Good afternoon, it is 29th June 2020 and here is your economic and market update from BlackBee.
Today we focus on:
- Reversal of the plan to reopen economies sees US stocks fall.
- List of bankruptcies in the US oil industry grows.
- Savings in Eurozone hits a record high.
News that Florida and Texas are reversing the reopening of economies due to a rise in cases resulted in US stocks sinking on Friday. Bars in Texas were ordered to close and a limit of 100 people was imposed to combat the rise in cases. In Florida, the sale of alcohol in bars was banned. Investors are worried that the rise in cases will disrupt economic recovery. The S&P500 was down -2.42% and the Dow Jones closed -2.84% lower for the day. Following on from the FED imposing caps on dividends and share buybacks, shares of US banks fell on Friday.
The price of oil has recovered to around $40 a barrel since its collapse below $0 in April. However, for many oil-producing companies, generally, a price of above $45 is needed to be profitable. In the latest development in the oil sector, Chesapeake filed for chapter 11 bankruptcy on Sunday. Chesapeake was a shale pioneer in the US as it rapidly expanded through acquisition with the aim of becoming the largest producer in the US. However, with a mountain of debt and the collapse in oil prices, a bankruptcy filing had been expected. Chesapeake bonds that are maturing this year were trading for 5 cents on the dollar this month. At its highest point in 2008, the company was worth over $35 billion. Despite the recovery in oil prices since they crashed in April, the list of bankruptcies in the oil industry is growing and may get longer as debt becomes due.

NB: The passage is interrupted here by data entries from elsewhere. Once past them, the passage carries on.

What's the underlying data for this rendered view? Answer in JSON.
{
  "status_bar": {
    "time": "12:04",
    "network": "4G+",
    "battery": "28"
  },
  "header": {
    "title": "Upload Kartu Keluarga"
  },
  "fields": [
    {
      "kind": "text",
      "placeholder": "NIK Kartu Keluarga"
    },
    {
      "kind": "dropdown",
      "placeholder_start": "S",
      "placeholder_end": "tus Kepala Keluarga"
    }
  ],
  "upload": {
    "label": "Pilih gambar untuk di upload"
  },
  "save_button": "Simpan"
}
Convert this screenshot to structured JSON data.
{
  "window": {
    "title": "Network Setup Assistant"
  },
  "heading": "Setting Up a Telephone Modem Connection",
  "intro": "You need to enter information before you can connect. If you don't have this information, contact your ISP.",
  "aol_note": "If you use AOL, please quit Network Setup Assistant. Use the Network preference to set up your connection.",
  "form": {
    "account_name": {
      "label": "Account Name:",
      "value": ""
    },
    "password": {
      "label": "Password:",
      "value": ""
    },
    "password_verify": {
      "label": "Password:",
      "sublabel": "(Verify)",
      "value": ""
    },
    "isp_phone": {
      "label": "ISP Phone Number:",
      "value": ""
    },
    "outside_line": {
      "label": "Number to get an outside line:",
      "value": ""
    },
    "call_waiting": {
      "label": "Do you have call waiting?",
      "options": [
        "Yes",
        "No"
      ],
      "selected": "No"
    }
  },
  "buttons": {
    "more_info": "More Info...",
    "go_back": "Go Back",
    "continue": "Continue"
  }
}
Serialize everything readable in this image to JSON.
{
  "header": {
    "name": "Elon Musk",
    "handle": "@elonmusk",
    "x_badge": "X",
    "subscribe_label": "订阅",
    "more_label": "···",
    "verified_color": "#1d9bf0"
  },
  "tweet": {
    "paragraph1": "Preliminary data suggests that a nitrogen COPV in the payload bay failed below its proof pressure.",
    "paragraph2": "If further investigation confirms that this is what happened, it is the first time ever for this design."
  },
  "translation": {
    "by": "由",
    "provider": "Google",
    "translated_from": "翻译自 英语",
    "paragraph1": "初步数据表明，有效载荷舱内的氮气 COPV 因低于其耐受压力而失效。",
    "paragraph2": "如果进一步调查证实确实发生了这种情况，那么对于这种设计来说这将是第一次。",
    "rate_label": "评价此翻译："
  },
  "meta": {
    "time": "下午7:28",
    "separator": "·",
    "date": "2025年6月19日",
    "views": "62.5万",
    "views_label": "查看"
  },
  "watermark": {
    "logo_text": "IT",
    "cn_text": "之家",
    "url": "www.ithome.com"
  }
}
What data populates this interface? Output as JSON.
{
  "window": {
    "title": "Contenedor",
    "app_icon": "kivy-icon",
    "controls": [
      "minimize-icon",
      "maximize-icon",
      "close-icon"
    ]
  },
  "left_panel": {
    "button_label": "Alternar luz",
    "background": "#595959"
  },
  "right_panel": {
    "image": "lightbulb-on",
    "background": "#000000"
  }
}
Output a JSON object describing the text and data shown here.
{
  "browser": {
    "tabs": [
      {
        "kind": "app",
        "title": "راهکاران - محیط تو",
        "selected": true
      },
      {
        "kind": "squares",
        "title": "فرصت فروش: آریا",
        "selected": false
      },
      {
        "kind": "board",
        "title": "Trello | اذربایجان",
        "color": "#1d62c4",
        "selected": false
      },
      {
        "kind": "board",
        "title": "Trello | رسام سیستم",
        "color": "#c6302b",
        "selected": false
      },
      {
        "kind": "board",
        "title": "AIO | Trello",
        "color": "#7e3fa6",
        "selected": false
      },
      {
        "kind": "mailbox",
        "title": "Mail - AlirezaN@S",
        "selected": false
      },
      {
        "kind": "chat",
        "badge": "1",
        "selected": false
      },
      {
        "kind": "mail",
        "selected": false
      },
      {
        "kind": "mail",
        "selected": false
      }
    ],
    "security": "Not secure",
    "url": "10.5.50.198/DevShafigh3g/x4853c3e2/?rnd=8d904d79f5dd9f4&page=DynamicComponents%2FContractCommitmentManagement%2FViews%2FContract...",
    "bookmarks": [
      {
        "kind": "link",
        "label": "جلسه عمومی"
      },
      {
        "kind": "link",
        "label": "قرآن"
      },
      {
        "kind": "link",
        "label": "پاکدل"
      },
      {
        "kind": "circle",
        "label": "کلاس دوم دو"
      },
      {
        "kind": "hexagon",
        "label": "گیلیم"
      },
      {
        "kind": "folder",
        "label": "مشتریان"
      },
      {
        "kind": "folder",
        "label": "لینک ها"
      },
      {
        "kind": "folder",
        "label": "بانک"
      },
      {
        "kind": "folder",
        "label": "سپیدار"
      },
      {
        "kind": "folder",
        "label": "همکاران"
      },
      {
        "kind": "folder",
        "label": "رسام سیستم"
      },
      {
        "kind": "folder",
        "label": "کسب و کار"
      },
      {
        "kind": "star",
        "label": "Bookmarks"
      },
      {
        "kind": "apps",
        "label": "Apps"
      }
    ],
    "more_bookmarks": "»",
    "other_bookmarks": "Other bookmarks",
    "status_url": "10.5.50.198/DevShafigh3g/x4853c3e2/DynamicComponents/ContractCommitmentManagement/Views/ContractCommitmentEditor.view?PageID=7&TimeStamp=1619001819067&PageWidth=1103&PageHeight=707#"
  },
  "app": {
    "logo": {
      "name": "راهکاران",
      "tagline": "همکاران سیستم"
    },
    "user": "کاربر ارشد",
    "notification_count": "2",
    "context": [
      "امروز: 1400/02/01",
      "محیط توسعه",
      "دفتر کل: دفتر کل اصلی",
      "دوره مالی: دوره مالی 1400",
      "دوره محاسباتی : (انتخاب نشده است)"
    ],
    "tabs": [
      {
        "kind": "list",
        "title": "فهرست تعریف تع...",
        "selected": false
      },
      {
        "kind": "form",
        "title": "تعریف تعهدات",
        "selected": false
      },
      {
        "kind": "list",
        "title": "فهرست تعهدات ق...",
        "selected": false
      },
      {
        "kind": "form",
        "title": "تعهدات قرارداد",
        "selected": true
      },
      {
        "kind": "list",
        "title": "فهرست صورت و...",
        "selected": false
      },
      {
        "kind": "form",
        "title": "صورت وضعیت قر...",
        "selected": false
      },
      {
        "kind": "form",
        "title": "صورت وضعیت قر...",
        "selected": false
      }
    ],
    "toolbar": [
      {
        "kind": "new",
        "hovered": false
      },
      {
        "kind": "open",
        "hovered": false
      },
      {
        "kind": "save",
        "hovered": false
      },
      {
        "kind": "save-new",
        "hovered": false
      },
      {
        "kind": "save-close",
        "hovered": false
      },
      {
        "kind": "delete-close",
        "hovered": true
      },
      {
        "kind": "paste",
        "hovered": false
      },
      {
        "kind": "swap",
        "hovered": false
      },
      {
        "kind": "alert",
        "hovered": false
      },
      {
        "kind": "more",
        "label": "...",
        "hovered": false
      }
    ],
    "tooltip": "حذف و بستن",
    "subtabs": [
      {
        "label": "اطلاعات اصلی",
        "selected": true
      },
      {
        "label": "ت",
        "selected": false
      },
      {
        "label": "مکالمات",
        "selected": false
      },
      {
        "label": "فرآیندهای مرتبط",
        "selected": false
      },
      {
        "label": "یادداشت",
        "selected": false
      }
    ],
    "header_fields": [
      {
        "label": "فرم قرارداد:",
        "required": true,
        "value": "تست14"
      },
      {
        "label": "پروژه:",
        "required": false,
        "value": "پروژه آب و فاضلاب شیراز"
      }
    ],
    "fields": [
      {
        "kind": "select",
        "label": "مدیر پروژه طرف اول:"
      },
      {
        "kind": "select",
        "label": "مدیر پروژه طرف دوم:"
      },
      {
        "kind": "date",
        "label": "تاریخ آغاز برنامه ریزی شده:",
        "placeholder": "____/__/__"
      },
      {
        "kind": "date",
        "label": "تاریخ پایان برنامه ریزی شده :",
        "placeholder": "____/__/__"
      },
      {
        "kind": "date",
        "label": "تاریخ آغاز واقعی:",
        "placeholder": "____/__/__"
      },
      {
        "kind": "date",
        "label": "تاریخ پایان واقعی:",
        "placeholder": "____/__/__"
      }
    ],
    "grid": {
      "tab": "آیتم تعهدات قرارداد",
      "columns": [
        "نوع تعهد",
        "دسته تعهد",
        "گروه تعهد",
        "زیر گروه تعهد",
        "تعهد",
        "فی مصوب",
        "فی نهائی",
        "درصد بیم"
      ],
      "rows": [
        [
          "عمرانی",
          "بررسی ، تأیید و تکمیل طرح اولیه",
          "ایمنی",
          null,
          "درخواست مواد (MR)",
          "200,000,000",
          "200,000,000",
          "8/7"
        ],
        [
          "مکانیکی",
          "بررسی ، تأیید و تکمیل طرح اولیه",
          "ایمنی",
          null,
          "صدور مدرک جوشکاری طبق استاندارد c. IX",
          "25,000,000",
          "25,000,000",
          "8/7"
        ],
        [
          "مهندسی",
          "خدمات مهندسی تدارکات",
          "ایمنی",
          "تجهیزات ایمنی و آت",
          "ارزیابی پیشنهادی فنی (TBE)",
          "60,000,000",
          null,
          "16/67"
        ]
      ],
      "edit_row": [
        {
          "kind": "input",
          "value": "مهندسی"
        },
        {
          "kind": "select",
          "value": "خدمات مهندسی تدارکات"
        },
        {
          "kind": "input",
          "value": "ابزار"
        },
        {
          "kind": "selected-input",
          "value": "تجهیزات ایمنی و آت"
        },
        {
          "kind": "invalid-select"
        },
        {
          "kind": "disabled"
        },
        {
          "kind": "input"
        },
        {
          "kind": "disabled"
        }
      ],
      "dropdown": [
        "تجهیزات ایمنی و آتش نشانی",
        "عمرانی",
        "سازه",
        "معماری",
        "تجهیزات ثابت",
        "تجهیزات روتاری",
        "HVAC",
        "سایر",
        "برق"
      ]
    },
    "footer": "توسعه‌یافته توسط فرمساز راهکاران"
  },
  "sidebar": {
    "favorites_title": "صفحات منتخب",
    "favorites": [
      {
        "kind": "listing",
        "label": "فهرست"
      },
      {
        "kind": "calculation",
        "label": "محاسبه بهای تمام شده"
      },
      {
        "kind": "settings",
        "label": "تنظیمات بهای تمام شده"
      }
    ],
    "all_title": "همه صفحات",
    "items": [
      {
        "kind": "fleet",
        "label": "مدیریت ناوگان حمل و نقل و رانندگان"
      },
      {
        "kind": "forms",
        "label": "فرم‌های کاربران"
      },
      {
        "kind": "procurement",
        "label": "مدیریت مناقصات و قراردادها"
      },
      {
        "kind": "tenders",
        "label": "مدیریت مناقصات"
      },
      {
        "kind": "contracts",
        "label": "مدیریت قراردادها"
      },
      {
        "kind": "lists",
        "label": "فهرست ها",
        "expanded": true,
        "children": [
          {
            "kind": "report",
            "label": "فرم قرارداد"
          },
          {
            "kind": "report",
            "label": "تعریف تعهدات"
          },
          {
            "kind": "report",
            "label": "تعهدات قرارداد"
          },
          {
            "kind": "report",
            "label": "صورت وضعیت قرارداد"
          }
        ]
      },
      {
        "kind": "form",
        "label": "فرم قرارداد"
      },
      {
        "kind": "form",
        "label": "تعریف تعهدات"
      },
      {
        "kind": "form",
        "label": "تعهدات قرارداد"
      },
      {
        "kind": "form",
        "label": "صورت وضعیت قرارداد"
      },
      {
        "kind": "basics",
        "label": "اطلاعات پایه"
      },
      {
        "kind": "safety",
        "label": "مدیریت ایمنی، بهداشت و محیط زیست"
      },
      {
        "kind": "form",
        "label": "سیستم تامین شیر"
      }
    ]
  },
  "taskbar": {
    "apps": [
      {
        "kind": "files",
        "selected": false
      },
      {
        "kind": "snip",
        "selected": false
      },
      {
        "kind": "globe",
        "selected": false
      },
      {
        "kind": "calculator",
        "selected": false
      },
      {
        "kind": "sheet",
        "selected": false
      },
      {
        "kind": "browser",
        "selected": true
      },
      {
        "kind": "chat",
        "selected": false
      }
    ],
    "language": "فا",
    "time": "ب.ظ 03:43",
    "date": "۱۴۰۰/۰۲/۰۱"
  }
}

In a webinar on Friday, the President of the ECB Christine Lagarde warned that some of the damage caused by the pandemic may be irremediable for the airline, hospitality and entertainment sectors. Ms. Lagarde stated that recovery may be incomplete and that it could be transformational as new industries arise from the crisis. Lagarde’s reasoning for an incomplete recovery is that we could see lower levels of productivity because of less efficient supply chains. The ECB also released figures on Friday that showed that from February until the end of May this year, the rate at which Eurozone households saved money has increased substantially, hitting a record high of €7.3 trillion – a rise of €214bn during this period. An increase in savings would have been expected during the crisis with households saving as a precaution but also as a result of lockdown. As the economy reopens we will learn more about consumer behaviour and the rate the spending increases. Businesses, especially those with small margins, will be reliant on consumer spending returning to normal levels.
Best & Worst Performers of Large Cap Stocks on Wednesday
Click the image to enlarge
Global Market Update
(as at close of markets 26/06/2020)